What is expected: Skip the images and repeat every entry word for word.

*** Source information ***

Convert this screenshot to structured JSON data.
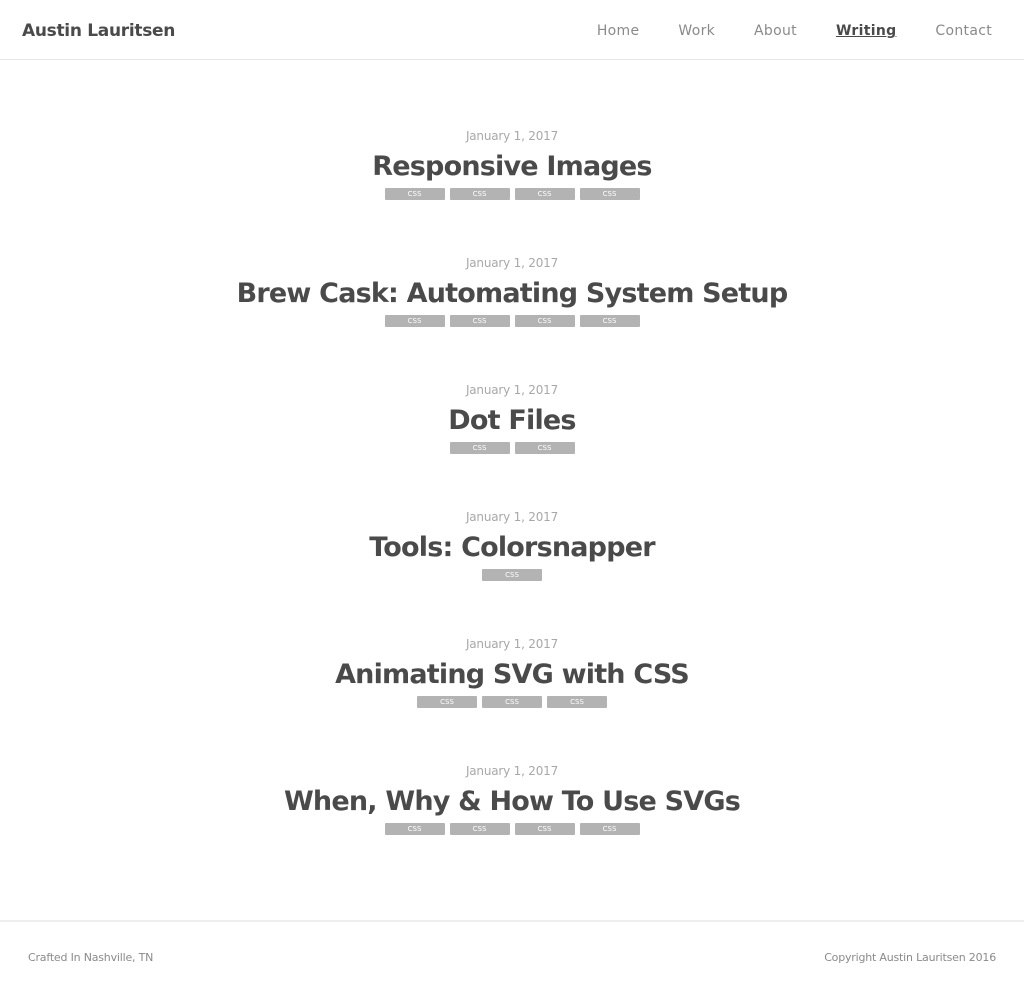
{
  "site": {
    "brand": "Austin Lauritsen"
  },
  "nav": {
    "items": [
      {
        "label": "Home",
        "active": false
      },
      {
        "label": "Work",
        "active": false
      },
      {
        "label": "About",
        "active": false
      },
      {
        "label": "Writing",
        "active": true
      },
      {
        "label": "Contact",
        "active": false
      }
    ]
  },
  "posts": [
    {
      "date": "January 1, 2017",
      "title": "Responsive Images",
      "tags": [
        "CSS",
        "CSS",
        "CSS",
        "CSS"
      ]
    },
    {
      "date": "January 1, 2017",
      "title": "Brew Cask: Automating System Setup",
      "tags": [
        "CSS",
        "CSS",
        "CSS",
        "CSS"
      ]
    },
    {
      "date": "January 1, 2017",
      "title": "Dot Files",
      "tags": [
        "CSS",
        "CSS"
      ]
    },
    {
      "date": "January 1, 2017",
      "title": "Tools: Colorsnapper",
      "tags": [
        "CSS"
      ]
    },
    {
      "date": "January 1, 2017",
      "title": "Animating SVG with CSS",
      "tags": [
        "CSS",
        "CSS",
        "CSS"
      ]
    },
    {
      "date": "January 1, 2017",
      "title": "When, Why & How To Use SVGs",
      "tags": [
        "CSS",
        "CSS",
        "CSS",
        "CSS"
      ]
    }
  ],
  "footer": {
    "left": "Crafted In Nashville, TN",
    "right": "Copyright Austin Lauritsen 2016"
  },
  "colors": {
    "text": "#4a4a4a",
    "muted": "#8a8a8a",
    "tag_bg": "#b3b3b3"
  }
}
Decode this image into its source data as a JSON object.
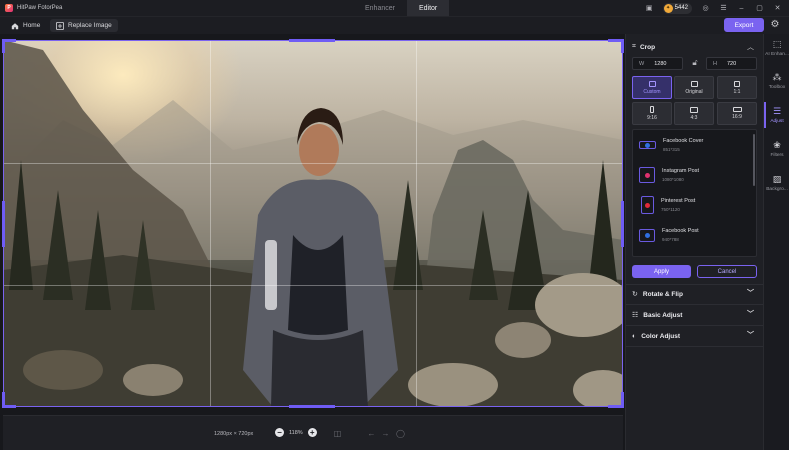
{
  "app": {
    "name": "HitPaw FotorPea",
    "logo_letter": "P"
  },
  "mode_tabs": [
    {
      "label": "Enhancer",
      "active": false
    },
    {
      "label": "Editor",
      "active": true
    }
  ],
  "header": {
    "credits": "5442",
    "credit_icon": "coin-icon"
  },
  "toolbar": {
    "home_label": "Home",
    "replace_label": "Replace Image",
    "export_label": "Export"
  },
  "canvas": {
    "dimensions_text": "1280px × 720px",
    "zoom_text": "118%"
  },
  "crop": {
    "title": "Crop",
    "width_label": "W",
    "width_value": "1280",
    "height_label": "H",
    "height_value": "720",
    "ratios": [
      {
        "label": "Custom",
        "active": true
      },
      {
        "label": "Original",
        "active": false
      },
      {
        "label": "1:1",
        "active": false
      },
      {
        "label": "9:16",
        "active": false
      },
      {
        "label": "4:3",
        "active": false
      },
      {
        "label": "16:9",
        "active": false
      }
    ],
    "presets": [
      {
        "title": "Facebook Cover",
        "size": "851*315",
        "color": "#2f6fe0"
      },
      {
        "title": "Instagram Post",
        "size": "1080*1080",
        "color": "#e0316f"
      },
      {
        "title": "Pinterest Post",
        "size": "750*1120",
        "color": "#e02a3a"
      },
      {
        "title": "Facebook Post",
        "size": "940*788",
        "color": "#2f6fe0"
      }
    ],
    "apply_label": "Apply",
    "cancel_label": "Cancel"
  },
  "sections": [
    {
      "label": "Rotate & Flip",
      "icon": "rotate-icon"
    },
    {
      "label": "Basic Adjust",
      "icon": "sliders-icon"
    },
    {
      "label": "Color Adjust",
      "icon": "palette-icon"
    }
  ],
  "rail": [
    {
      "label": "AI Enhan...",
      "icon": "ai-enhance-icon",
      "active": false
    },
    {
      "label": "Toolbox",
      "icon": "toolbox-icon",
      "active": false
    },
    {
      "label": "Adjust",
      "icon": "adjust-icon",
      "active": true
    },
    {
      "label": "Filters",
      "icon": "filters-icon",
      "active": false
    },
    {
      "label": "Backgro...",
      "icon": "background-icon",
      "active": false
    }
  ],
  "colors": {
    "accent": "#7a63f0",
    "panel_bg": "#1f2025",
    "app_bg": "#17181c"
  }
}
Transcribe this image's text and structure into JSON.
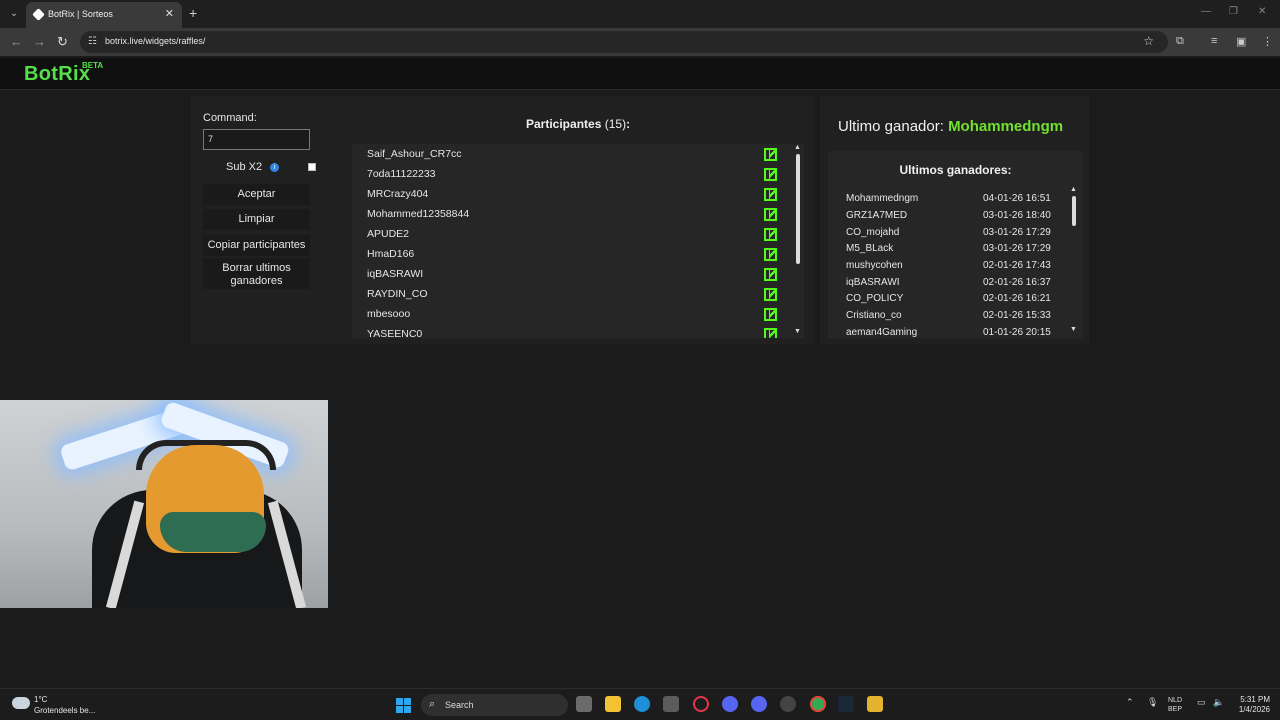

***

Your response:
Convert this screenshot to structured JSON data.
{
  "site": {
    "brand": "Austin Lauritsen"
  },
  "nav": {
    "items": [
      {
        "label": "Home",
        "active": false
      },
      {
        "label": "Work",
        "active": false
      },
      {
        "label": "About",
        "active": false
      },
      {
        "label": "Writing",
        "active": true
      },
      {
        "label": "Contact",
        "active": false
      }
    ]
  },
  "posts": [
    {
      "date": "January 1, 2017",
      "title": "Responsive Images",
      "tags": [
        "CSS",
        "CSS",
        "CSS",
        "CSS"
      ]
    },
    {
      "date": "January 1, 2017",
      "title": "Brew Cask: Automating System Setup",
      "tags": [
        "CSS",
        "CSS",
        "CSS",
        "CSS"
      ]
    },
    {
      "date": "January 1, 2017",
      "title": "Dot Files",
      "tags": [
        "CSS",
        "CSS"
      ]
    },
    {
      "date": "January 1, 2017",
      "title": "Tools: Colorsnapper",
      "tags": [
        "CSS"
      ]
    },
    {
      "date": "January 1, 2017",
      "title": "Animating SVG with CSS",
      "tags": [
        "CSS",
        "CSS",
        "CSS"
      ]
    },
    {
      "date": "January 1, 2017",
      "title": "When, Why & How To Use SVGs",
      "tags": [
        "CSS",
        "CSS",
        "CSS",
        "CSS"
      ]
    }
  ],
  "footer": {
    "left": "Crafted In Nashville, TN",
    "right": "Copyright Austin Lauritsen 2016"
  },
  "colors": {
    "text": "#4a4a4a",
    "muted": "#8a8a8a",
    "tag_bg": "#b3b3b3"
  }
}
Decode this image into its source data as a JSON object.
{
  "app": {
    "name": "HitPaw FotorPea",
    "logo_letter": "P"
  },
  "mode_tabs": [
    {
      "label": "Enhancer",
      "active": false
    },
    {
      "label": "Editor",
      "active": true
    }
  ],
  "header": {
    "credits": "5442",
    "credit_icon": "coin-icon"
  },
  "toolbar": {
    "home_label": "Home",
    "replace_label": "Replace Image",
    "export_label": "Export"
  },
  "canvas": {
    "dimensions_text": "1280px × 720px",
    "zoom_text": "118%"
  },
  "crop": {
    "title": "Crop",
    "width_label": "W",
    "width_value": "1280",
    "height_label": "H",
    "height_value": "720",
    "ratios": [
      {
        "label": "Custom",
        "active": true
      },
      {
        "label": "Original",
        "active": false
      },
      {
        "label": "1:1",
        "active": false
      },
      {
        "label": "9:16",
        "active": false
      },
      {
        "label": "4:3",
        "active": false
      },
      {
        "label": "16:9",
        "active": false
      }
    ],
    "presets": [
      {
        "title": "Facebook Cover",
        "size": "851*315",
        "color": "#2f6fe0"
      },
      {
        "title": "Instagram Post",
        "size": "1080*1080",
        "color": "#e0316f"
      },
      {
        "title": "Pinterest Post",
        "size": "750*1120",
        "color": "#e02a3a"
      },
      {
        "title": "Facebook Post",
        "size": "940*788",
        "color": "#2f6fe0"
      }
    ],
    "apply_label": "Apply",
    "cancel_label": "Cancel"
  },
  "sections": [
    {
      "label": "Rotate & Flip",
      "icon": "rotate-icon"
    },
    {
      "label": "Basic Adjust",
      "icon": "sliders-icon"
    },
    {
      "label": "Color Adjust",
      "icon": "palette-icon"
    }
  ],
  "rail": [
    {
      "label": "AI Enhan...",
      "icon": "ai-enhance-icon",
      "active": false
    },
    {
      "label": "Toolbox",
      "icon": "toolbox-icon",
      "active": false
    },
    {
      "label": "Adjust",
      "icon": "adjust-icon",
      "active": true
    },
    {
      "label": "Filters",
      "icon": "filters-icon",
      "active": false
    },
    {
      "label": "Backgro...",
      "icon": "background-icon",
      "active": false
    }
  ],
  "colors": {
    "accent": "#7a63f0",
    "panel_bg": "#1f2025",
    "app_bg": "#17181c"
  }
}
Transcribe this image's text and structure into JSON.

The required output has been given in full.